- WORK REQUEST
Copy each line of the records below that has "anzeigen" in it.

- Recorded data
-- -- --

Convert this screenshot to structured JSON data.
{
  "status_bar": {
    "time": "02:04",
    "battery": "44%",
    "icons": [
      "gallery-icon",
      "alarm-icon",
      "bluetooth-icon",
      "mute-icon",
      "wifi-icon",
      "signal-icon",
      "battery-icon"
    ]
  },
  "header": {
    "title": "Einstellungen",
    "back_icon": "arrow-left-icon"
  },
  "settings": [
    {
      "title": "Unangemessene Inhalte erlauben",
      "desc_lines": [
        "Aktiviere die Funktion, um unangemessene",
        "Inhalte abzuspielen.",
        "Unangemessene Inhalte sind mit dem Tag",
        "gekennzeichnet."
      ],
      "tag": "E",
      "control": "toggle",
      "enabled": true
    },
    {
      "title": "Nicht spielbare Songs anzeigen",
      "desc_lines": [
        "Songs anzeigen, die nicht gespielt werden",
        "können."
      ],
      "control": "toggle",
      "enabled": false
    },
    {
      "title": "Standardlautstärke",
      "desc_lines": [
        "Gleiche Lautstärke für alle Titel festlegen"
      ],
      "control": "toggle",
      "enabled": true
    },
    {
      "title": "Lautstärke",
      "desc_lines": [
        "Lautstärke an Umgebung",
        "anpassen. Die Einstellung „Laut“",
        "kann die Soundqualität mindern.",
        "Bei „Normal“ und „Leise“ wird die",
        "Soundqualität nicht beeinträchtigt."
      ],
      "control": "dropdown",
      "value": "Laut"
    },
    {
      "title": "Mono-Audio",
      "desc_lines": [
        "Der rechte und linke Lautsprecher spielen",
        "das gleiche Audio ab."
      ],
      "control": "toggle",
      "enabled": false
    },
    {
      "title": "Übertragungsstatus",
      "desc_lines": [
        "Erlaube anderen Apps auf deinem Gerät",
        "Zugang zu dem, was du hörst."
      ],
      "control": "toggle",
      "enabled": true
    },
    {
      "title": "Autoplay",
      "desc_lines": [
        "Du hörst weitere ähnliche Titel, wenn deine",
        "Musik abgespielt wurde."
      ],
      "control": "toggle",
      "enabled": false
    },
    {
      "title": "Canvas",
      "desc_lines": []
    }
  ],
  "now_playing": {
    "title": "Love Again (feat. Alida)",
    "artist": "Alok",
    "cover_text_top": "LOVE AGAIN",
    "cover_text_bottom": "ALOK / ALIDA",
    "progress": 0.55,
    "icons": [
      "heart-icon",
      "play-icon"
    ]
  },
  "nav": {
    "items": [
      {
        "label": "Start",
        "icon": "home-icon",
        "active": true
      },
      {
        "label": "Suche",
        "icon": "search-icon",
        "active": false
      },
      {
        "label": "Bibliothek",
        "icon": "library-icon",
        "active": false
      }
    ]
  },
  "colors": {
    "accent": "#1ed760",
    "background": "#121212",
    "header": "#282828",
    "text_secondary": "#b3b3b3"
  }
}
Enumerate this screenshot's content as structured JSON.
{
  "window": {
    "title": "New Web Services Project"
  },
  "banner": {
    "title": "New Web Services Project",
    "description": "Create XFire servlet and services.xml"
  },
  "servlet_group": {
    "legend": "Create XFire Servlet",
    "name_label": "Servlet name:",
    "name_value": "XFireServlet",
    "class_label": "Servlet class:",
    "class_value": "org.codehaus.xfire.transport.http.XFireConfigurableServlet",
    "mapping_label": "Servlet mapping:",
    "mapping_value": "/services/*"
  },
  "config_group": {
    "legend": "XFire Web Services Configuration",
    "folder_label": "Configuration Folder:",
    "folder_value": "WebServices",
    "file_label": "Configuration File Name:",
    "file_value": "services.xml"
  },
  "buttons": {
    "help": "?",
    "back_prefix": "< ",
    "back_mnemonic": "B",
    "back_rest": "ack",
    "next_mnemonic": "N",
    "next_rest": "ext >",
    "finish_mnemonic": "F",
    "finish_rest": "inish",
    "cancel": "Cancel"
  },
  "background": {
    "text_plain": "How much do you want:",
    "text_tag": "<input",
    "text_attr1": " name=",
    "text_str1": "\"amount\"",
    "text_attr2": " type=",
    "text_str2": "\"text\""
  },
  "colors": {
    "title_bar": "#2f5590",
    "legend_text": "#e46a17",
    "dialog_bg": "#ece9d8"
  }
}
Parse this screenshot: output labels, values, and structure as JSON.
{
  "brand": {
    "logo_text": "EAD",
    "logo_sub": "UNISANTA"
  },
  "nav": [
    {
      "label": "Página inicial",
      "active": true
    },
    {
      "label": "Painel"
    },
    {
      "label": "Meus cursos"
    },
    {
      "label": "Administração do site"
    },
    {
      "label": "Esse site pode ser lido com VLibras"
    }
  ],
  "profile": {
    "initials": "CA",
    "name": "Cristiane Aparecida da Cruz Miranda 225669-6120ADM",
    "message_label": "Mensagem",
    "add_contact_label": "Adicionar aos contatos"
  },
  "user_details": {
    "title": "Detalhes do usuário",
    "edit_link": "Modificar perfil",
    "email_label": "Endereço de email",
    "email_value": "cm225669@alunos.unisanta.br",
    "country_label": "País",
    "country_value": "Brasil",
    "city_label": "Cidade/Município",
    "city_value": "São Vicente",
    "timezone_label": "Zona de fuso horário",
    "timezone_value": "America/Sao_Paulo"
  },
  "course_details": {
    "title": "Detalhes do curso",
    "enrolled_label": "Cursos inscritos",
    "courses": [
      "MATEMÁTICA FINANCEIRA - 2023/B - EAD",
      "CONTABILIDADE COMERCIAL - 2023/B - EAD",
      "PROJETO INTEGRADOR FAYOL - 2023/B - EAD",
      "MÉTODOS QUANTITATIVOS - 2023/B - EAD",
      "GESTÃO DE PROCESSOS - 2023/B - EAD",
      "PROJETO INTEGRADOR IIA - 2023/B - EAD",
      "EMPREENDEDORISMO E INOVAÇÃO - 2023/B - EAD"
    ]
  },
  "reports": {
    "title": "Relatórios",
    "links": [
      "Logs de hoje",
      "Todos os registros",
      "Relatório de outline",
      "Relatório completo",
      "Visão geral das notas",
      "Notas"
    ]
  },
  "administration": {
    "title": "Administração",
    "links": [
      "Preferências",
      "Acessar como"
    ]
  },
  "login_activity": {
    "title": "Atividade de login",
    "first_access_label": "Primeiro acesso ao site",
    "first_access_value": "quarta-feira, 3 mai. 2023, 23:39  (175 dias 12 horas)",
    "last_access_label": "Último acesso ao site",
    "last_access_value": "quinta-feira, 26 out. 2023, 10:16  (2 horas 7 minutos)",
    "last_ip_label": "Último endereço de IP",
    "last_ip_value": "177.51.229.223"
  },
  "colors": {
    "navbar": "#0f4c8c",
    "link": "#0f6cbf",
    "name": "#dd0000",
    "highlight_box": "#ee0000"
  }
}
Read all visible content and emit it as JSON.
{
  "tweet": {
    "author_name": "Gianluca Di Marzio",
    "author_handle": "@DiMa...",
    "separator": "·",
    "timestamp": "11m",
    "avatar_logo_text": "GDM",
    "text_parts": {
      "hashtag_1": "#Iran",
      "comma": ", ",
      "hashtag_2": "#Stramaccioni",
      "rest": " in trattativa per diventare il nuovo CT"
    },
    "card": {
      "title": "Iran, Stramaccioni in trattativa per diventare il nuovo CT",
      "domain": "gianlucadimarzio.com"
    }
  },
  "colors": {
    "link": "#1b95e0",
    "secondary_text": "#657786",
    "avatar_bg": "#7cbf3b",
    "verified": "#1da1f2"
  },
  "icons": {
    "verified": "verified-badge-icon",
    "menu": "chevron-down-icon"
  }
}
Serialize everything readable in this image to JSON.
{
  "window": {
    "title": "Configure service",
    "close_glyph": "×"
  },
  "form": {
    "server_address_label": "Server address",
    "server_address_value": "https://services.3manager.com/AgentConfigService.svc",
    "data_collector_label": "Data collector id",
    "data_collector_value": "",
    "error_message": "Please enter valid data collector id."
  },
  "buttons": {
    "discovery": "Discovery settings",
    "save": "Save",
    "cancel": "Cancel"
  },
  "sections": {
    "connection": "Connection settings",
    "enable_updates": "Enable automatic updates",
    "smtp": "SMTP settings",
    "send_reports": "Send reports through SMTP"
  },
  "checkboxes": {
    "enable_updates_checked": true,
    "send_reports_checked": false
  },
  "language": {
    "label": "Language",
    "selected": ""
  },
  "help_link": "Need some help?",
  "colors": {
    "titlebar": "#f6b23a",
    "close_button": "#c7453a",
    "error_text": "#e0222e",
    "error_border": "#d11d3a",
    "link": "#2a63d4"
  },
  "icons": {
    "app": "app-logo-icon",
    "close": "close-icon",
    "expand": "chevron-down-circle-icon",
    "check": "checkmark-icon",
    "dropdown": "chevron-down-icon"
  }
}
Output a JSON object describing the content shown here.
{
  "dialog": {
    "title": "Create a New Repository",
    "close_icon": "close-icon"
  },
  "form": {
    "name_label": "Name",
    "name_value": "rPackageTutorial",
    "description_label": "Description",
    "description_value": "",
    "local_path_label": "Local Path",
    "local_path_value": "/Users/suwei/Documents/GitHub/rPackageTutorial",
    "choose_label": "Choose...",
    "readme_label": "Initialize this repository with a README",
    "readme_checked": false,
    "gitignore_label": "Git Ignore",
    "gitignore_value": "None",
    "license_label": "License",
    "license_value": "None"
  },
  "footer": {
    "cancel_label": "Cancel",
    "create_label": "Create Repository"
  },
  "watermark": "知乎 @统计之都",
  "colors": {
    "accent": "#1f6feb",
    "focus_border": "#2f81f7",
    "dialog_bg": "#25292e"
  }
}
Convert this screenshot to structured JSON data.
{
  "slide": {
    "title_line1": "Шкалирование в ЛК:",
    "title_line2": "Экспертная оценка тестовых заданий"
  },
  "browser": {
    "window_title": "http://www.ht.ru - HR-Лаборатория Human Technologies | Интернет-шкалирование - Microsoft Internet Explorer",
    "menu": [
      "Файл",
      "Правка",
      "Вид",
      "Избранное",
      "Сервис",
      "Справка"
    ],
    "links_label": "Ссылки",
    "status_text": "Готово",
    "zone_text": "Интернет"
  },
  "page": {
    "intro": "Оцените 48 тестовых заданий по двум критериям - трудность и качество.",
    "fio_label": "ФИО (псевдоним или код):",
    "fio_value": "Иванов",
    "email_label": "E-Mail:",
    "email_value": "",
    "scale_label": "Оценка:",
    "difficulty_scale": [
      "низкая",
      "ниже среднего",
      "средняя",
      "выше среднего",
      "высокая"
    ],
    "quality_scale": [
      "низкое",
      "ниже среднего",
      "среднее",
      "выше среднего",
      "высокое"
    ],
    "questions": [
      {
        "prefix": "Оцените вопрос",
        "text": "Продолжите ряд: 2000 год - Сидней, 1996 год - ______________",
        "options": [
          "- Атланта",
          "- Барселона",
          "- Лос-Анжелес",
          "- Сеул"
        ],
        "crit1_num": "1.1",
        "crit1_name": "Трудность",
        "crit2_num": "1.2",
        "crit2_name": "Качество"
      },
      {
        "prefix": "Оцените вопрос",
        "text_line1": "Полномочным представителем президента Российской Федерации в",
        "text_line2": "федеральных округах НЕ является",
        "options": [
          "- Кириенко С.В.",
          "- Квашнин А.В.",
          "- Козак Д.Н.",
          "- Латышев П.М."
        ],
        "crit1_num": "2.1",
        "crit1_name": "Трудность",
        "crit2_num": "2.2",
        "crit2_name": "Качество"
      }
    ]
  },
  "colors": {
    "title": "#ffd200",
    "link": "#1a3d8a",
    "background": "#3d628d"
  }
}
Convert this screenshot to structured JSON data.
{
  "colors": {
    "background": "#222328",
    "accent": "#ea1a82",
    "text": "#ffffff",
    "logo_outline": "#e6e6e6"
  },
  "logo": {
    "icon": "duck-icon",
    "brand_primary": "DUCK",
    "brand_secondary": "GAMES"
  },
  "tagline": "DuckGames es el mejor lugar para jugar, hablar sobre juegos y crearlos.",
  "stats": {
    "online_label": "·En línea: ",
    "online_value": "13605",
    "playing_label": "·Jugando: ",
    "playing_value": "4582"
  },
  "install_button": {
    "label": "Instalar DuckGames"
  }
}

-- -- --

- RESPONSE BOX
      "title": "Nicht spielbare Songs anzeigen",
        "Songs anzeigen, die nicht gespielt werden",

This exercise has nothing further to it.